> [What the task asks]:
Search the data for the word "lprt" and copy out every line that has it.

--- START ---

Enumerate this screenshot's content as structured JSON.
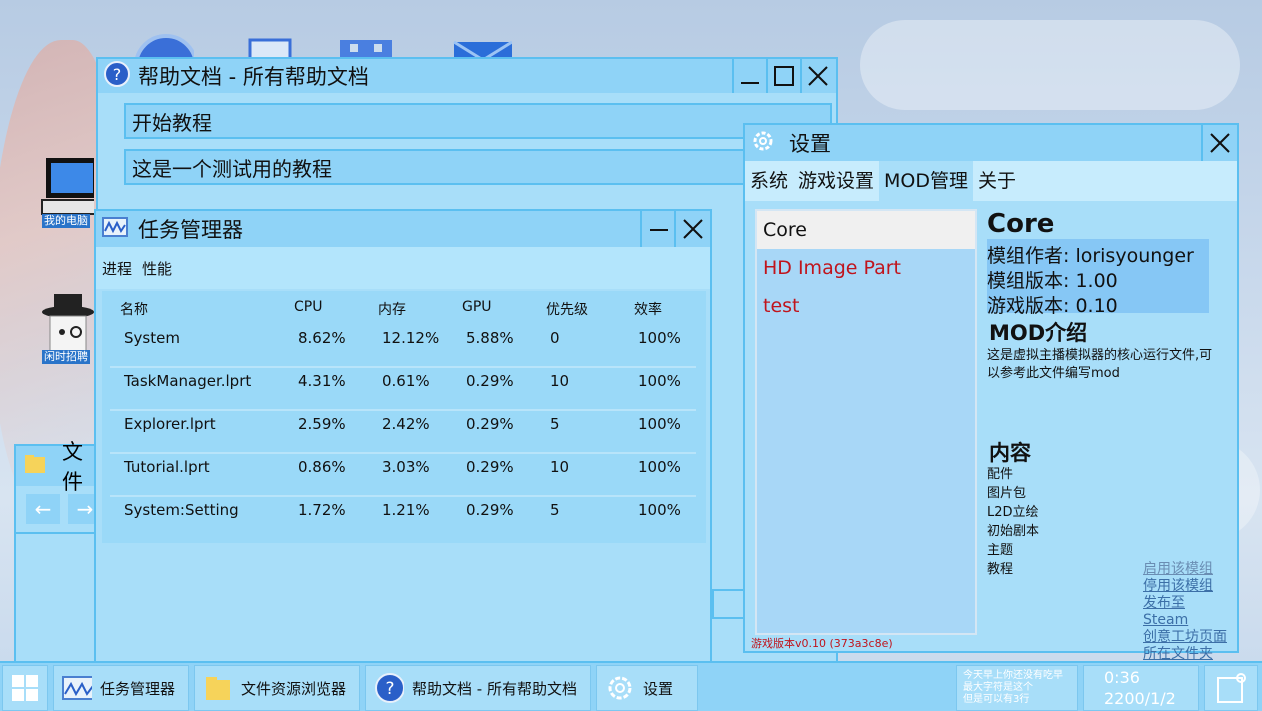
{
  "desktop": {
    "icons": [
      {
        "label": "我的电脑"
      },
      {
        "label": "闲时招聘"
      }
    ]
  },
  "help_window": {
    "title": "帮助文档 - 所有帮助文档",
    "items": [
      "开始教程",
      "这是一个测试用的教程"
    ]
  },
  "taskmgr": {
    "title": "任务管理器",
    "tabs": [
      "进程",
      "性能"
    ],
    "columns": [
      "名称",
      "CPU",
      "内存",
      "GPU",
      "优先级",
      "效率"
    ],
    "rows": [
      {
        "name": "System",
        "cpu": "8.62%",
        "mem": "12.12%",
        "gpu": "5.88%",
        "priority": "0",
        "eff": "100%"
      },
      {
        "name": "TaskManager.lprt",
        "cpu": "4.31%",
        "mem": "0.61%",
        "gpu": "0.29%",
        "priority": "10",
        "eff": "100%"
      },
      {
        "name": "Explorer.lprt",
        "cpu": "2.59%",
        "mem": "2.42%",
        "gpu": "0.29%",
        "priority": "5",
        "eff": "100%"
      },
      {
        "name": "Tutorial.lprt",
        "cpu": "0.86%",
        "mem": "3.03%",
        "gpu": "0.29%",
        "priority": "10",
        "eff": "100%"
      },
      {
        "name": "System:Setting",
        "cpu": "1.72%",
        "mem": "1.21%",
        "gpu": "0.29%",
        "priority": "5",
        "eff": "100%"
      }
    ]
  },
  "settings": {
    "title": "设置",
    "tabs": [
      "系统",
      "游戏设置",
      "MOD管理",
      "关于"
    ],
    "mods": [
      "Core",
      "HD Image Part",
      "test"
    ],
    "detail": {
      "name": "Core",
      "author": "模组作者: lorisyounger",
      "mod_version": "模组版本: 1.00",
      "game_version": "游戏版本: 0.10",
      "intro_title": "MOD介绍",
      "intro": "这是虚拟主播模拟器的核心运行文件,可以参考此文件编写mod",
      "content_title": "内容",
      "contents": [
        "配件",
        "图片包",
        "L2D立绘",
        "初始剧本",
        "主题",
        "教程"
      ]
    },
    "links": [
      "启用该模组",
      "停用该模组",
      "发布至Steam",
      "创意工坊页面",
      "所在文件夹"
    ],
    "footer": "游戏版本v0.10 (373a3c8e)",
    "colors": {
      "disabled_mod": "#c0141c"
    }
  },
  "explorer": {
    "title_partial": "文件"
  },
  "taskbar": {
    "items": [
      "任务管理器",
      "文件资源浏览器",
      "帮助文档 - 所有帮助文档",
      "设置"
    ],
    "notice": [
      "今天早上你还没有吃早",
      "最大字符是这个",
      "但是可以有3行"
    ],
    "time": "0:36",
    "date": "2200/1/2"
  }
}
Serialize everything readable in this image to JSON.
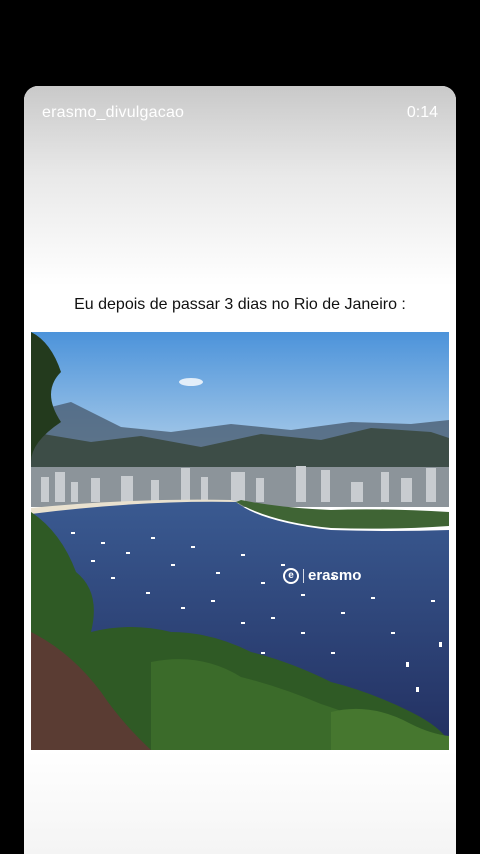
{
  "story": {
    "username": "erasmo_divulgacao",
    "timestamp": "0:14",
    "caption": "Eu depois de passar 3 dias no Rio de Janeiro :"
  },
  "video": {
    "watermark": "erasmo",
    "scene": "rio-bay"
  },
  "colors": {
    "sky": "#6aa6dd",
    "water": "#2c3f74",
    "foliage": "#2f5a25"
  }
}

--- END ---

> [Your solution]:
        "name": "TaskManager.lprt",
        "name": "Explorer.lprt",
        "name": "Tutorial.lprt",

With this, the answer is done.